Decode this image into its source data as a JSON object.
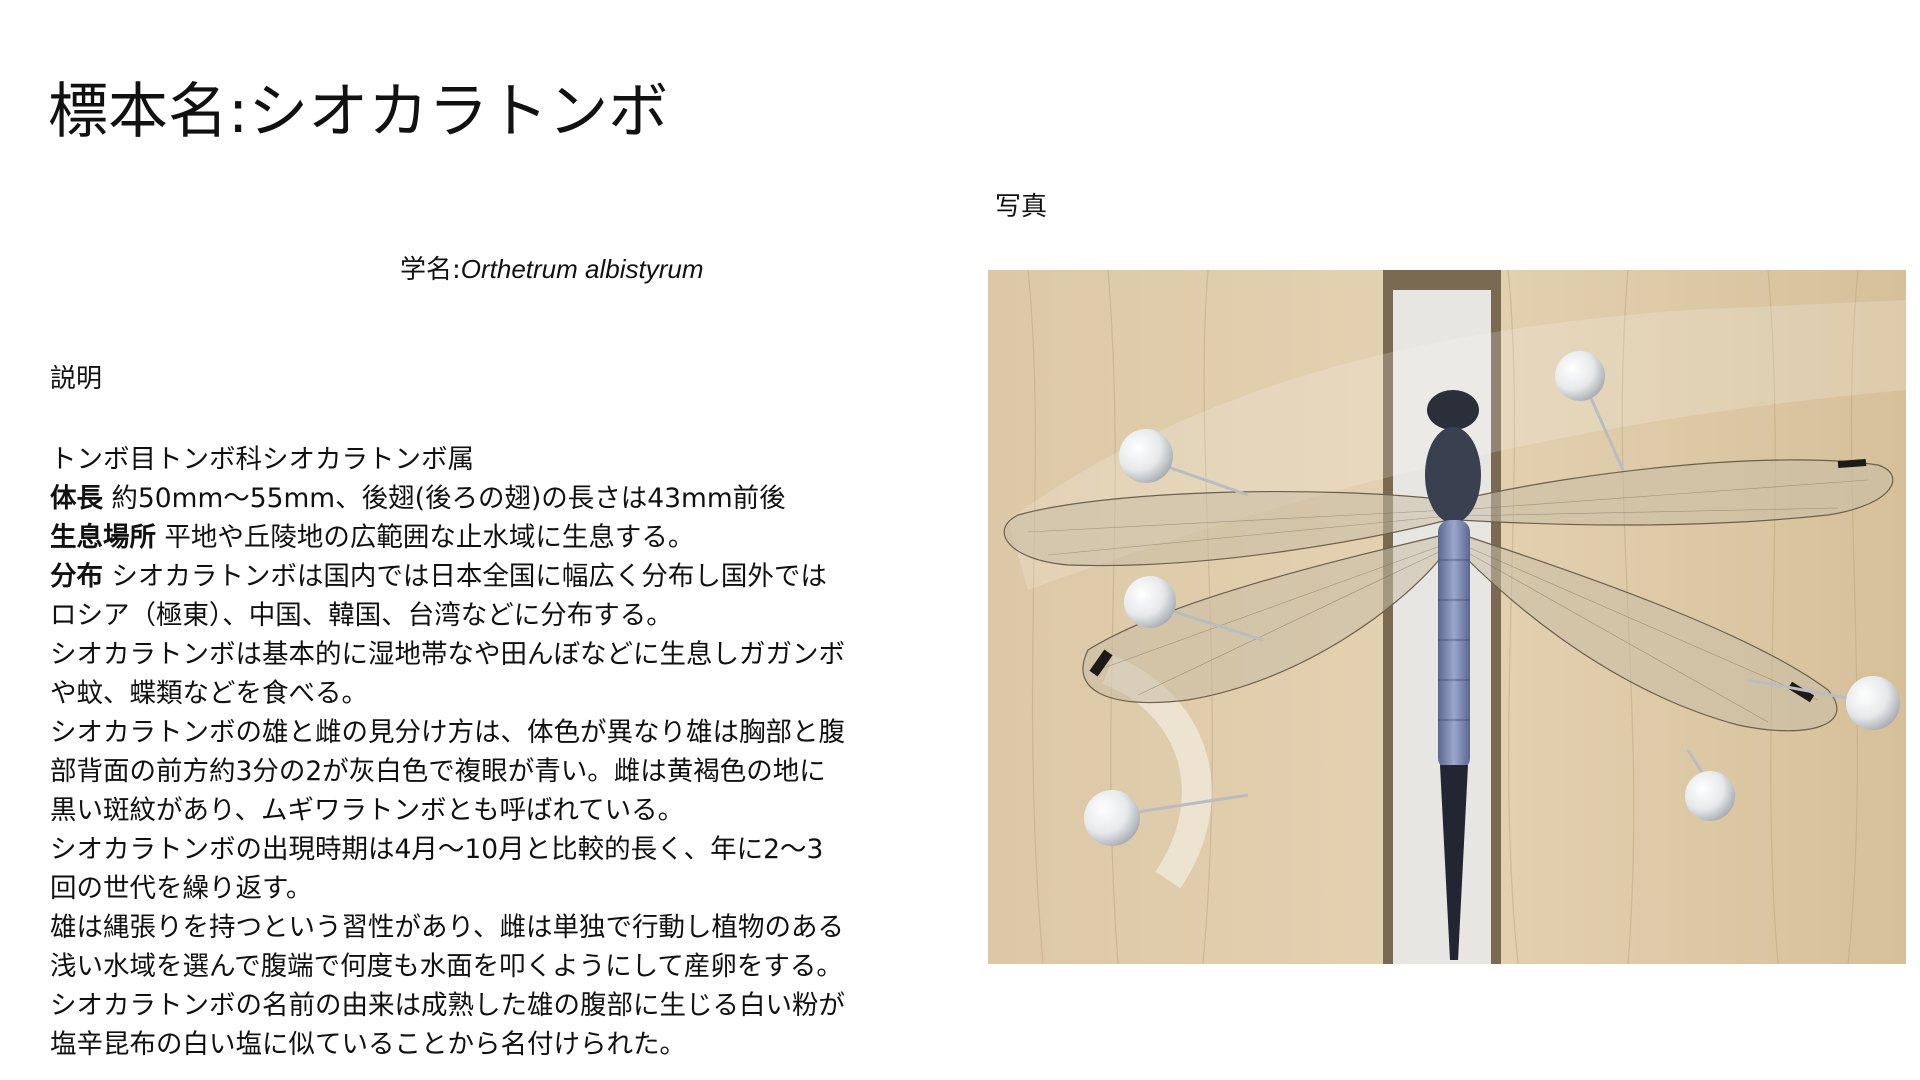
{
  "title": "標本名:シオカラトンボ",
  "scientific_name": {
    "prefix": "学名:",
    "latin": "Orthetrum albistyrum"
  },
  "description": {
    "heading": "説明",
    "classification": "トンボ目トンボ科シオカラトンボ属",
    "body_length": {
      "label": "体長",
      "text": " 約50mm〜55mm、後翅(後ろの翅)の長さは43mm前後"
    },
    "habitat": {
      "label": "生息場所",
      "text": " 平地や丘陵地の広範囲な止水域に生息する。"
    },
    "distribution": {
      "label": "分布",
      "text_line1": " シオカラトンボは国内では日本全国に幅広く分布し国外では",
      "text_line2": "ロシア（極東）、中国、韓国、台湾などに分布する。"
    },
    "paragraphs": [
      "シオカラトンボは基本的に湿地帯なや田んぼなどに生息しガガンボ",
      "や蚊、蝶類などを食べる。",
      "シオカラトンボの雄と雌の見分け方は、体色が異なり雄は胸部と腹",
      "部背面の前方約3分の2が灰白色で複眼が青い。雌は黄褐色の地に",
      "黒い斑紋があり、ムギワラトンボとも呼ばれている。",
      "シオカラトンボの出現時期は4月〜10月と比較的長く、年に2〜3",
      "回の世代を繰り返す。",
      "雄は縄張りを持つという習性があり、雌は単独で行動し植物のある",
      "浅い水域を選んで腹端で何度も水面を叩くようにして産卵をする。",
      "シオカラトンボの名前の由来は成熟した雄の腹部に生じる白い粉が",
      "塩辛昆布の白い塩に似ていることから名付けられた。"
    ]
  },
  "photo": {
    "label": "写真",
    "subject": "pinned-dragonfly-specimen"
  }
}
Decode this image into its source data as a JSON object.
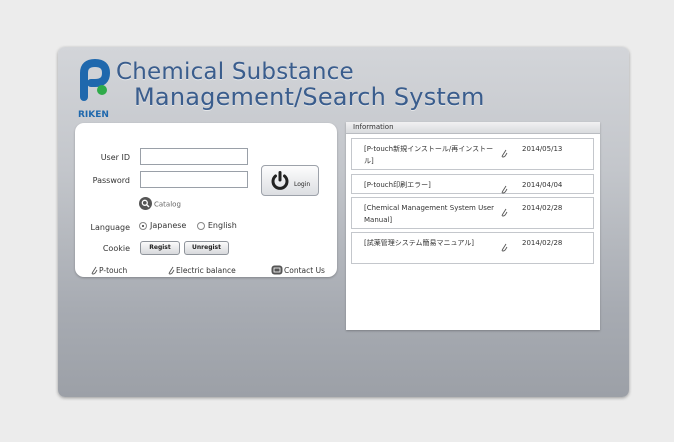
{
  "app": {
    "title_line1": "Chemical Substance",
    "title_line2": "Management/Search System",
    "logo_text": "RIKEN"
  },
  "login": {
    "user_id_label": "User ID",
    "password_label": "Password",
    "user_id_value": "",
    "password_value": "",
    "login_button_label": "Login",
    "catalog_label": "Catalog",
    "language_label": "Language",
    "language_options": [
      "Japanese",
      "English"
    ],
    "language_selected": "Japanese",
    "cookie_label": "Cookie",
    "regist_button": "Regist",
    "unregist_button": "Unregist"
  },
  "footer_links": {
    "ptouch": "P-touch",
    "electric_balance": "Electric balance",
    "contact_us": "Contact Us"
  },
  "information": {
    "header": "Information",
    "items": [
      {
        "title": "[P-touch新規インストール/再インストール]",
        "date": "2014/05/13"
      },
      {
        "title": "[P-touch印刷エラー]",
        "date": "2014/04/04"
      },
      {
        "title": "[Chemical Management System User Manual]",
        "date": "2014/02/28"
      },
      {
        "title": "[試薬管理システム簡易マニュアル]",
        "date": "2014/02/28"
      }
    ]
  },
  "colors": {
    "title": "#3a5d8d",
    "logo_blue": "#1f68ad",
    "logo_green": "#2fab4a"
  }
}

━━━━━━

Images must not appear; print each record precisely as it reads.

• **Task output**
Decode this image into its source data as a JSON object.
{
  "title": "標本名:シオカラトンボ",
  "scientific_name": {
    "prefix": "学名:",
    "latin": "Orthetrum albistyrum"
  },
  "description": {
    "heading": "説明",
    "classification": "トンボ目トンボ科シオカラトンボ属",
    "body_length": {
      "label": "体長",
      "text": " 約50mm〜55mm、後翅(後ろの翅)の長さは43mm前後"
    },
    "habitat": {
      "label": "生息場所",
      "text": " 平地や丘陵地の広範囲な止水域に生息する。"
    },
    "distribution": {
      "label": "分布",
      "text_line1": " シオカラトンボは国内では日本全国に幅広く分布し国外では",
      "text_line2": "ロシア（極東）、中国、韓国、台湾などに分布する。"
    },
    "paragraphs": [
      "シオカラトンボは基本的に湿地帯なや田んぼなどに生息しガガンボ",
      "や蚊、蝶類などを食べる。",
      "シオカラトンボの雄と雌の見分け方は、体色が異なり雄は胸部と腹",
      "部背面の前方約3分の2が灰白色で複眼が青い。雌は黄褐色の地に",
      "黒い斑紋があり、ムギワラトンボとも呼ばれている。",
      "シオカラトンボの出現時期は4月〜10月と比較的長く、年に2〜3",
      "回の世代を繰り返す。",
      "雄は縄張りを持つという習性があり、雌は単独で行動し植物のある",
      "浅い水域を選んで腹端で何度も水面を叩くようにして産卵をする。",
      "シオカラトンボの名前の由来は成熟した雄の腹部に生じる白い粉が",
      "塩辛昆布の白い塩に似ていることから名付けられた。"
    ]
  },
  "photo": {
    "label": "写真",
    "subject": "pinned-dragonfly-specimen"
  }
}
Decode this image into its source data as a JSON object.
{
  "app": {
    "title_line1": "Chemical Substance",
    "title_line2": "Management/Search System",
    "logo_text": "RIKEN"
  },
  "login": {
    "user_id_label": "User ID",
    "password_label": "Password",
    "user_id_value": "",
    "password_value": "",
    "login_button_label": "Login",
    "catalog_label": "Catalog",
    "language_label": "Language",
    "language_options": [
      "Japanese",
      "English"
    ],
    "language_selected": "Japanese",
    "cookie_label": "Cookie",
    "regist_button": "Regist",
    "unregist_button": "Unregist"
  },
  "footer_links": {
    "ptouch": "P-touch",
    "electric_balance": "Electric balance",
    "contact_us": "Contact Us"
  },
  "information": {
    "header": "Information",
    "items": [
      {
        "title": "[P-touch新規インストール/再インストール]",
        "date": "2014/05/13"
      },
      {
        "title": "[P-touch印刷エラー]",
        "date": "2014/04/04"
      },
      {
        "title": "[Chemical Management System User Manual]",
        "date": "2014/02/28"
      },
      {
        "title": "[試薬管理システム簡易マニュアル]",
        "date": "2014/02/28"
      }
    ]
  },
  "colors": {
    "title": "#3a5d8d",
    "logo_blue": "#1f68ad",
    "logo_green": "#2fab4a"
  }
}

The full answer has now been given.